Segment Start: DATA TO USE
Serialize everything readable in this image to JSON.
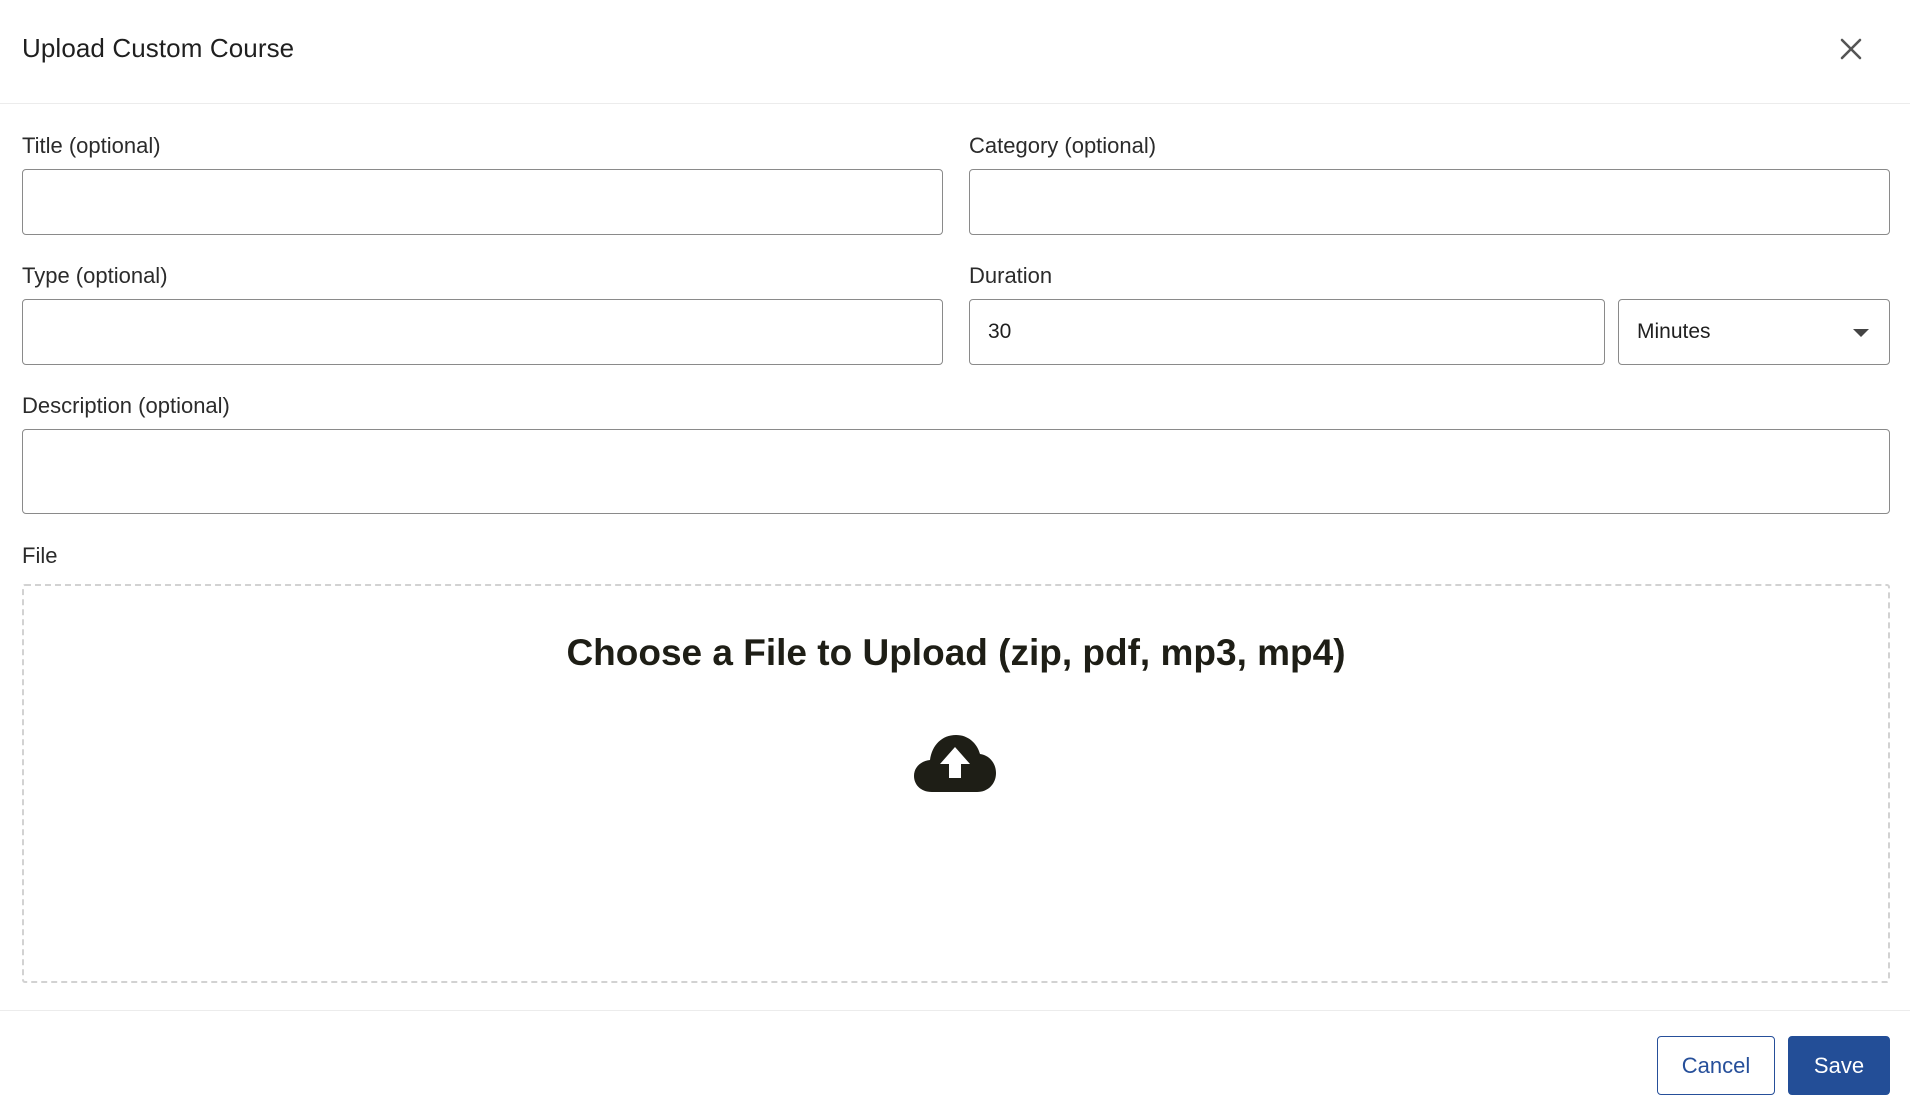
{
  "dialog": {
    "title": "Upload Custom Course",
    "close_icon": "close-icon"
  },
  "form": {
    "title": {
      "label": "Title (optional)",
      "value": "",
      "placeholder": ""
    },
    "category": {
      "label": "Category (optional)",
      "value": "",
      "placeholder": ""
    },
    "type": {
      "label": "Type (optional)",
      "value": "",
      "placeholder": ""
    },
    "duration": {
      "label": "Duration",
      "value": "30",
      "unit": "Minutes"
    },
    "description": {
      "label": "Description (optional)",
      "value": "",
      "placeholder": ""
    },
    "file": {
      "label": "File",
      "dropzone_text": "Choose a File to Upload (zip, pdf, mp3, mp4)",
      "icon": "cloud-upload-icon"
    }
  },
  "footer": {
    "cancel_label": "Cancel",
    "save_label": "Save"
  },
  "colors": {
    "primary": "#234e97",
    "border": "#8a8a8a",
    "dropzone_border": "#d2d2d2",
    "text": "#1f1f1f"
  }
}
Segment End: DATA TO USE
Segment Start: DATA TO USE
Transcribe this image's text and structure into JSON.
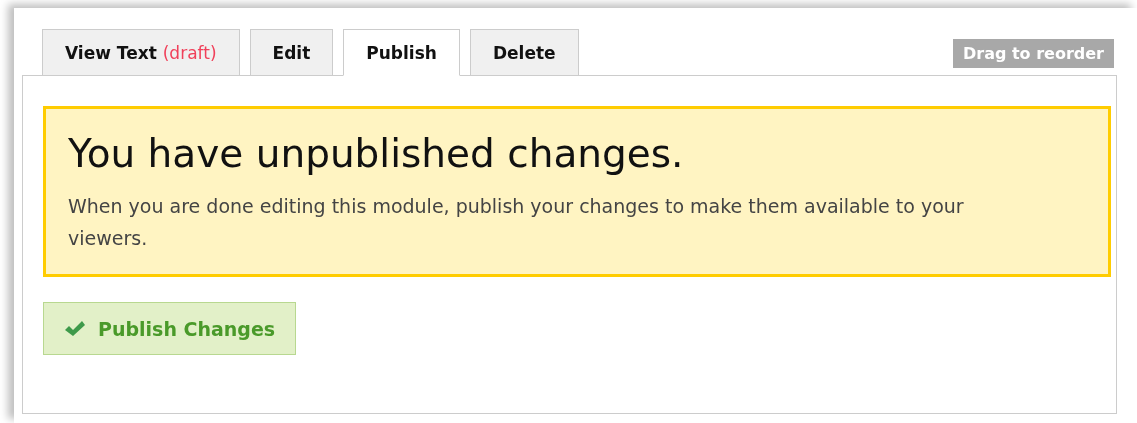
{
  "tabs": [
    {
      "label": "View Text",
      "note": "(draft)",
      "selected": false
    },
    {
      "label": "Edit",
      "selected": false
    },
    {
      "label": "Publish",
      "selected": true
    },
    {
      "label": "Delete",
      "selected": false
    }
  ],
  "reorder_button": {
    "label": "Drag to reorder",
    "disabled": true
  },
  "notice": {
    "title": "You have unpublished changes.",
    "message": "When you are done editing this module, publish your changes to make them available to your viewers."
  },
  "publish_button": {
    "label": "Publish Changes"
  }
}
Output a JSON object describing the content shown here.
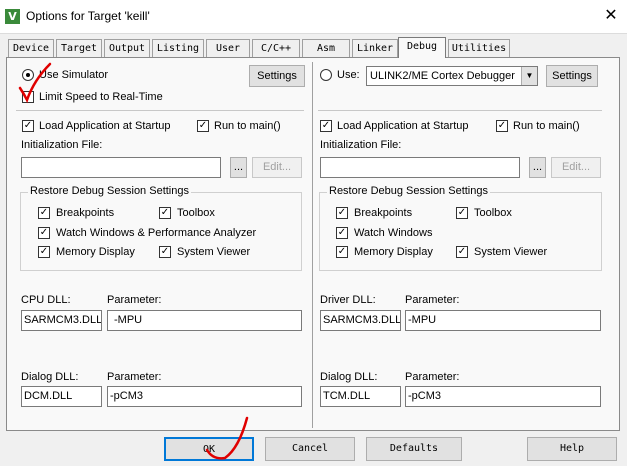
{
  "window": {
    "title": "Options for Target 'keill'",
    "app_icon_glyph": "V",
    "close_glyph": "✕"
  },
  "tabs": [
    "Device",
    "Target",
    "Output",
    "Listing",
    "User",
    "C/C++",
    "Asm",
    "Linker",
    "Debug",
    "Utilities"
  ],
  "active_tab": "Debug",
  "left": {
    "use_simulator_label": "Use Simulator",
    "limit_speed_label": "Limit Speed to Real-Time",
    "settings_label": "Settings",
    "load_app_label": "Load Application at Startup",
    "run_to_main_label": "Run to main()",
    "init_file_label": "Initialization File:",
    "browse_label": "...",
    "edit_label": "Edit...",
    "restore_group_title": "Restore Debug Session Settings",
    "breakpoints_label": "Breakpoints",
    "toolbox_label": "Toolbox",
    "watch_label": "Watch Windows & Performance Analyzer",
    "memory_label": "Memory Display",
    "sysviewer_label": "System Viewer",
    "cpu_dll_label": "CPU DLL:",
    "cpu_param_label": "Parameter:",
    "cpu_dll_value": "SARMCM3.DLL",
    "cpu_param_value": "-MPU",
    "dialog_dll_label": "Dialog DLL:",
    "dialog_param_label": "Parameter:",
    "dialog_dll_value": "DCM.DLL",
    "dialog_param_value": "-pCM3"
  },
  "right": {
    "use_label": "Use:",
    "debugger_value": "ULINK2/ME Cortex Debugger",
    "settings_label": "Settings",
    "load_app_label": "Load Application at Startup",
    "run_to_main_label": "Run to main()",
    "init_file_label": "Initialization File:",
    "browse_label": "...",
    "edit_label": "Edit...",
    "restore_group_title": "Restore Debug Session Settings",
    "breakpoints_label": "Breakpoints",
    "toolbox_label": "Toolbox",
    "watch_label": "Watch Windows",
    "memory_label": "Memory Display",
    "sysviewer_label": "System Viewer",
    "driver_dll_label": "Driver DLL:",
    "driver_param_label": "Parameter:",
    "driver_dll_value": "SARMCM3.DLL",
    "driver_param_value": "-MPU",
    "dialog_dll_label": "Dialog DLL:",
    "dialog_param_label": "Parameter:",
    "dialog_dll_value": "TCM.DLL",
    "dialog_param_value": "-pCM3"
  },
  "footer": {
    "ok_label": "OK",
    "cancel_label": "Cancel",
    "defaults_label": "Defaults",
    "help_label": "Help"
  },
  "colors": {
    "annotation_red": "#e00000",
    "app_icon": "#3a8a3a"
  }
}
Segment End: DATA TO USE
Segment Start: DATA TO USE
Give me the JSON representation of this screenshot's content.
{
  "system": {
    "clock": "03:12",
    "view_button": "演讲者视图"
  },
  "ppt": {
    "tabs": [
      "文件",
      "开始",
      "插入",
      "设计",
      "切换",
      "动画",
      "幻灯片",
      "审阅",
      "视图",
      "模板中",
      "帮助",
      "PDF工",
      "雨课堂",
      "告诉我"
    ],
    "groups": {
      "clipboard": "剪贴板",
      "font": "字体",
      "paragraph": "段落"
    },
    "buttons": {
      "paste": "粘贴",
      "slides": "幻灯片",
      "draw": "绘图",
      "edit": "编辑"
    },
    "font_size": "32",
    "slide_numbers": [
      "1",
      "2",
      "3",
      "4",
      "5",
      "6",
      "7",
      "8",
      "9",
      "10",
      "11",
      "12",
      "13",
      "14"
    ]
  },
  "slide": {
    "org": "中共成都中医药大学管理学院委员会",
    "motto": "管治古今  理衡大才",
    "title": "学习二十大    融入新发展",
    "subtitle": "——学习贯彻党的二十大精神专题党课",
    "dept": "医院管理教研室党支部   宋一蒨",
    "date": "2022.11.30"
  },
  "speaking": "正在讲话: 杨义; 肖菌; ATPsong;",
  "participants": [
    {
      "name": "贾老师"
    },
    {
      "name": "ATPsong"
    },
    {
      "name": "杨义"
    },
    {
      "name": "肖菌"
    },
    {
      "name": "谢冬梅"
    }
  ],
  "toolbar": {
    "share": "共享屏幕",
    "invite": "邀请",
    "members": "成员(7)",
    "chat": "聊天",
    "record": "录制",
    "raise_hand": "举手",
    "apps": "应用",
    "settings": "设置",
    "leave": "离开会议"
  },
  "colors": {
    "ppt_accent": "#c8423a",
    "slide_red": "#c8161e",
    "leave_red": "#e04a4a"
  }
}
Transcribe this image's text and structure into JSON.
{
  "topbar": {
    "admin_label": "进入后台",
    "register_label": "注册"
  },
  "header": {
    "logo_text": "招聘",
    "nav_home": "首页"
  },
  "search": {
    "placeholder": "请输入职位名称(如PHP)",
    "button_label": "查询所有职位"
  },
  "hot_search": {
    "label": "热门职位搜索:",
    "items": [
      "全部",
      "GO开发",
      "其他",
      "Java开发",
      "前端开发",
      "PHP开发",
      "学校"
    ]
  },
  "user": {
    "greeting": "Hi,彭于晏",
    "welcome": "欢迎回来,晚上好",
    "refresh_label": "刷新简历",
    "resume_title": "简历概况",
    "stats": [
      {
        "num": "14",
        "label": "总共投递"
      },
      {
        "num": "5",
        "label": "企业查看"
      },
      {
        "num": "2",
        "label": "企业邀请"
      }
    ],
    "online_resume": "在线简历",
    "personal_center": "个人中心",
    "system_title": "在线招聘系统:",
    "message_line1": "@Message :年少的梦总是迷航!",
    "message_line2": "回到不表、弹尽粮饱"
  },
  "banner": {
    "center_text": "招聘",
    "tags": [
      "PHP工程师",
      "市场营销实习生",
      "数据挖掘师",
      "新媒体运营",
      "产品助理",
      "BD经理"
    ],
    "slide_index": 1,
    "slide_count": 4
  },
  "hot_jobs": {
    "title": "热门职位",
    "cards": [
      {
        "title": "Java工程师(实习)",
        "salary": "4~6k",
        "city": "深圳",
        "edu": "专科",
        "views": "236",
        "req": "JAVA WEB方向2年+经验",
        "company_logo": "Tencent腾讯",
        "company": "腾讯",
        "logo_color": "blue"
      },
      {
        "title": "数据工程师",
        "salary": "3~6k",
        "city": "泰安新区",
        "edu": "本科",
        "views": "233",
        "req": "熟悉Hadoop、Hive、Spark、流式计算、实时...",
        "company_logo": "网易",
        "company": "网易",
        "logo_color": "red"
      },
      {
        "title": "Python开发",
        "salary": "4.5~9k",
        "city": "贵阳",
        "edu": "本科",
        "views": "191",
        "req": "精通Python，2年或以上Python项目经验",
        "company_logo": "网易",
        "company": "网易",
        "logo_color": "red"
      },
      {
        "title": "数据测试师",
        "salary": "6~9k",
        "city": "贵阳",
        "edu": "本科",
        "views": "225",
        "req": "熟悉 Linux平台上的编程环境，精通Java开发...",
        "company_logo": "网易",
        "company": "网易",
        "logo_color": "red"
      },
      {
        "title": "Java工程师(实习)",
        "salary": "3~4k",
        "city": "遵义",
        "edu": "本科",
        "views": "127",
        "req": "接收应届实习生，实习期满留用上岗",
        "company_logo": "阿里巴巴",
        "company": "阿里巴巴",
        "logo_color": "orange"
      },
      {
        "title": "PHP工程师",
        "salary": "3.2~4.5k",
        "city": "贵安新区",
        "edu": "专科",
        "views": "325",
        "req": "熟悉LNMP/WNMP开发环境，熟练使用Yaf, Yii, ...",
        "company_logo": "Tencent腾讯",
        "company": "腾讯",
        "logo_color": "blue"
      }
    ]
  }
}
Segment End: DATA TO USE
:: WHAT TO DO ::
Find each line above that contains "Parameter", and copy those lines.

:: EXERCISE SOLUTION ::
    "cpu_param_label": "Parameter:",
    "dialog_param_label": "Parameter:",
    "driver_param_label": "Parameter:",
    "dialog_param_label": "Parameter:",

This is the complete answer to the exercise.